INCREASING LEVERAGE: The College of New Jersey's issuance of additional debt, including the planned fiscal 2018 bond issuance, without a commensurate increase in financial resources available to support repayment, may trigger a negative rating action.
OPERATIONAL STABILITY: The College of New Jersey's rating could be negatively affected by its inability to grow future enrollment and student generated revenues, sufficient to offset decreasing state support, and generate positive operations.
TCNJ, founded in 1855 and located in the suburb of Ewing, New Jersey, is a recognized public institution of higher education in the state. The college's strong liberal arts core forms the foundation for 43 undergraduate degree programs offered throughout the college's seven schools. In fall 2015, TCNJ enrolled 6,589 full-time equivalent (FTE) undergraduate students and 368 FTE graduate students. The college has residential facilities and houses approximately 60% of students.
SLIM FINANCIAL CUSHION DRIVES DOWNGRADE
Available funds (defined by Fitch as cash and investments less non-expendable restricted net assets) provide a reasonable financial cushion relative to operating expenses (51.5%) but are weak relative to long term debt (28.6%) for audited fiscal 2014. Fitch views TCNJ's financial resources relative to debt as more in line with 'AA-' Fitch-rated public institutions. Unaudited fiscal 2015 results are expected to show a slight increase in the available funds level.
Given that TCNJ is close to reaching enrollment capacity, enrollment growth is expected to be more limited; therefore, the resource base is expected to grow only modestly as operating surpluses are expected to remain slimmer.
ADEQUATE OPERATING PERFORMANCE

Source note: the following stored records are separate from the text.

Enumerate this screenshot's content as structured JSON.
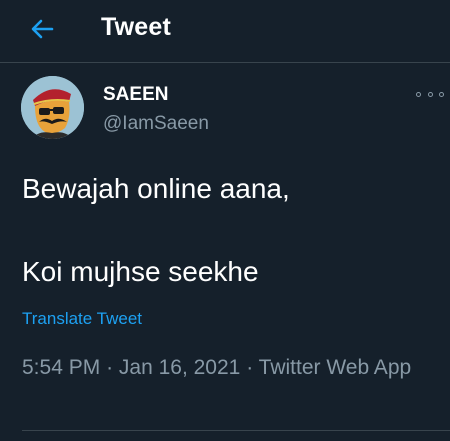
{
  "header": {
    "title": "Tweet",
    "back_icon": "arrow-left-icon",
    "accent": "#1da1f2"
  },
  "tweet": {
    "author": {
      "display_name": "SAEEN",
      "handle": "@IamSaeen"
    },
    "lines": [
      "Bewajah online aana,",
      "Koi mujhse seekhe"
    ],
    "translate_label": "Translate Tweet",
    "time": "5:54 PM",
    "date": "Jan 16, 2021",
    "source": "Twitter Web App",
    "separator": "·",
    "more_icon": "more-options-icon"
  },
  "colors": {
    "background": "#15202b",
    "border": "#38444d",
    "secondary_text": "#8899a6",
    "link": "#1da1f2"
  }
}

Operations narrowed following a multi-year trend of strong surpluses. TCNJ generated a breakeven margin in fiscal 2014, though lower than prior years. Fiscal 2015 is expected to be slightly better, based on unaudited estimates provided to Fitch. State base appropriations in fiscal 2015 remained flat.
TCNJ does not budget for depreciation expense, but TCNJ annually funds the asset renewal and replacement fund in the amount of approximately $13 million as a proxy for depreciation. At the current rating level, Fitch expects TCNJ to continue to generate modest surpluses thereby augmenting reserve levels.
The college's demand metrics are stable with generally flat headcount enrollment and consistent admissions and student quality. TCNJ has fairly high selectivity (48.7%), but matriculation is weak (26.4%) compared to the other Fitch-rated NJ public institutions. Enrollment pressure exists with respect to less costly alternative public universities and community colleges and competing private universities.
Maximum annual debt service (MADS) consumes a high 14.6% of fiscal 2014 operating revenues, which does not include non-recourse debt. Fitch does not include any Campus Town debt in its calculation of debt burden given the state legislation prohibiting the college from financing any portion of Campus Town, or being financially obligated.
TCNJ's MADS burden is the highest among public colleges and universities rated by Fitch in the 'AA' category. This high MADS burden remain on the extremely low end of expectations which further support the rating downgrade to 'AA-' at this time. TCNJ's MADS coverage from net income available for debt service is sound at 1.2x in fiscal 2014, counterbalancing some concern.
Further, rapid principal amortization should help moderate this high debt burden over time. However, issuance of additional debt beyond that contemplated in TCNJ's short-term facilities master plan could further impact the rating, if there is not commensurate growth in resources to support the added debt.
Additional information is available at 'www.fitchratings.com'
Revenue-Supported Rating Criteria (pub. 16 Jun 2014)
U.S. College and University Rating Criteria (pub. 12 May 2014)
Dodd-Frank Rating Information Disclosure Form